    My friend has a vacation house on the coast which was built from a bunch of scrap by his grandfather. It also has multiple additions. As a result of this, lots of stuff needs to be replaced/redone. The posts holding the house up were just put in the dirt and didn't seem to be treated. Some of them were completely rotten at the base and weren't holding up anything anymore. This caused the floor to be uneven and sag in some places.

    We replaced several posts on one side of the house and poured new concrete footings for them so they might last a little longer. We set all the floor joists level because it seemed like the correct thing to do. This took four of us a whole Saturday and we were really patting ourselves on the back when we got done. It looked great with the new concrete and posts and the floor being level again. When we got it all done, we went back upstairs and discovered none of the doors on that side of the house would shut.

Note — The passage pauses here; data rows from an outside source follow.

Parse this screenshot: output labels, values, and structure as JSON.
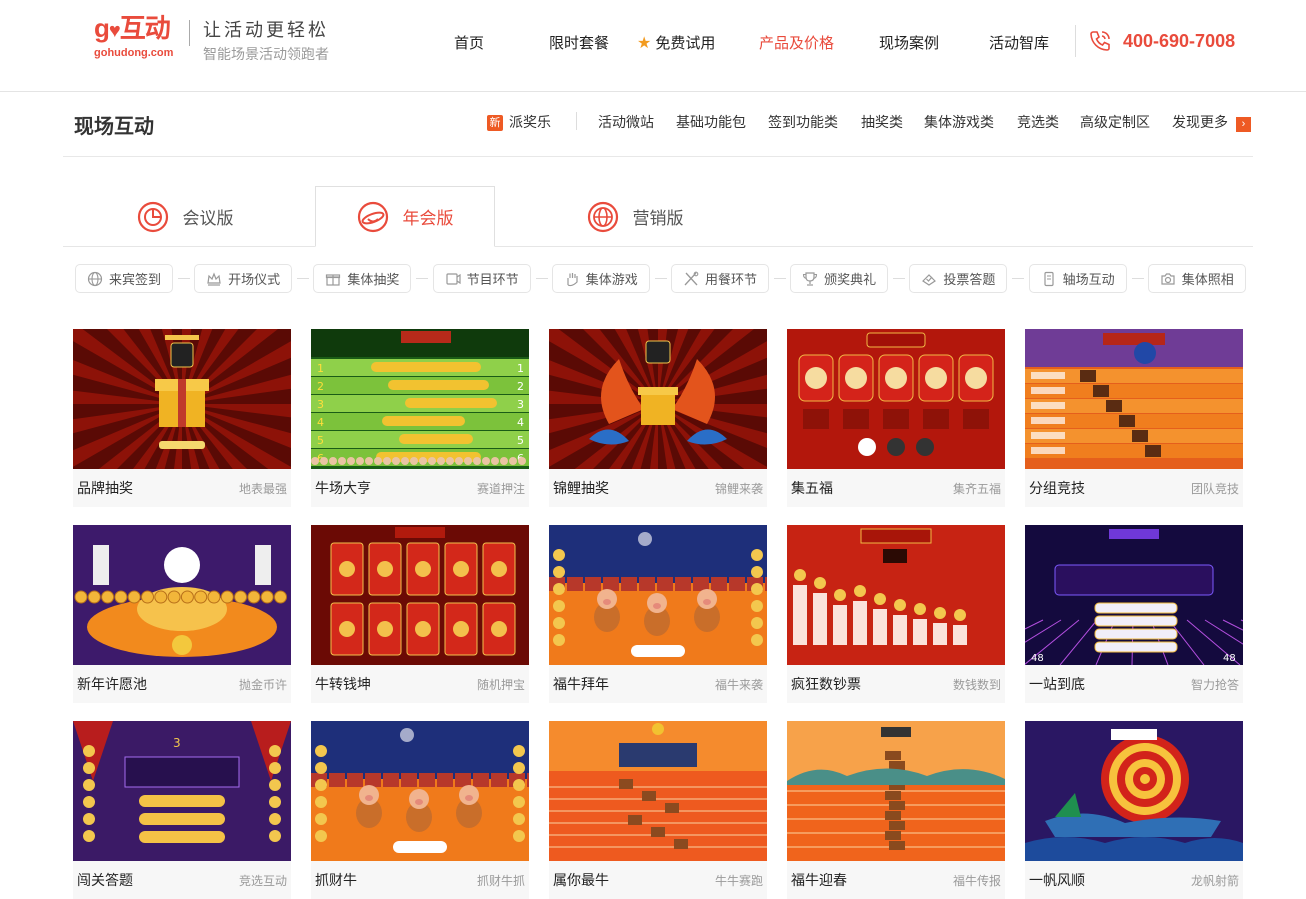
{
  "brand": {
    "logo_text": "go互动",
    "logo_sub": "gohudong.com",
    "slogan": "让活动更轻松",
    "slogan_sub": "智能场景活动领跑者"
  },
  "nav": {
    "items": [
      "首页",
      "限时套餐",
      "免费试用",
      "产品及价格",
      "现场案例",
      "活动智库"
    ],
    "active": "产品及价格",
    "phone": "400-690-7008"
  },
  "section": {
    "title": "现场互动",
    "badge": "新",
    "featured": "派奖乐",
    "links": [
      "活动微站",
      "基础功能包",
      "签到功能类",
      "抽奖类",
      "集体游戏类",
      "竞选类",
      "高级定制区"
    ],
    "more": "发现更多"
  },
  "tabs": [
    {
      "label": "会议版",
      "icon": "pie-chart-icon"
    },
    {
      "label": "年会版",
      "icon": "smiley-planet-icon",
      "active": true
    },
    {
      "label": "营销版",
      "icon": "globe-icon"
    }
  ],
  "categories": [
    {
      "label": "来宾签到",
      "icon": "globe-icon"
    },
    {
      "label": "开场仪式",
      "icon": "crown-icon"
    },
    {
      "label": "集体抽奖",
      "icon": "gift-icon"
    },
    {
      "label": "节目环节",
      "icon": "video-icon"
    },
    {
      "label": "集体游戏",
      "icon": "hand-icon"
    },
    {
      "label": "用餐环节",
      "icon": "utensils-icon"
    },
    {
      "label": "颁奖典礼",
      "icon": "trophy-icon"
    },
    {
      "label": "投票答题",
      "icon": "vote-icon"
    },
    {
      "label": "轴场互动",
      "icon": "phone-icon"
    },
    {
      "label": "集体照相",
      "icon": "camera-icon"
    }
  ],
  "cards": [
    {
      "title": "品牌抽奖",
      "tag": "地表最强",
      "theme": "gift-red"
    },
    {
      "title": "牛场大亨",
      "tag": "赛道押注",
      "theme": "race-green"
    },
    {
      "title": "锦鲤抽奖",
      "tag": "锦鲤来袭",
      "theme": "koi-red"
    },
    {
      "title": "集五福",
      "tag": "集齐五福",
      "theme": "fu-red"
    },
    {
      "title": "分组竞技",
      "tag": "团队竞技",
      "theme": "ox-orange"
    },
    {
      "title": "新年许愿池",
      "tag": "抛金币许",
      "theme": "wish-purple"
    },
    {
      "title": "牛转钱坤",
      "tag": "随机押宝",
      "theme": "cards-red"
    },
    {
      "title": "福牛拜年",
      "tag": "福牛来袭",
      "theme": "dance-night"
    },
    {
      "title": "疯狂数钞票",
      "tag": "数钱数到",
      "theme": "bars-red"
    },
    {
      "title": "一站到底",
      "tag": "智力抢答",
      "theme": "quiz-blue"
    },
    {
      "title": "闯关答题",
      "tag": "竞选互动",
      "theme": "quiz-purple"
    },
    {
      "title": "抓财牛",
      "tag": "抓财牛抓",
      "theme": "dance-night"
    },
    {
      "title": "属你最牛",
      "tag": "牛牛赛跑",
      "theme": "run-orange"
    },
    {
      "title": "福牛迎春",
      "tag": "福牛传报",
      "theme": "stack-orange"
    },
    {
      "title": "一帆风顺",
      "tag": "龙帆射箭",
      "theme": "boat-purple"
    }
  ]
}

The one going into the kitchen would only move about 6 inches. Awesome.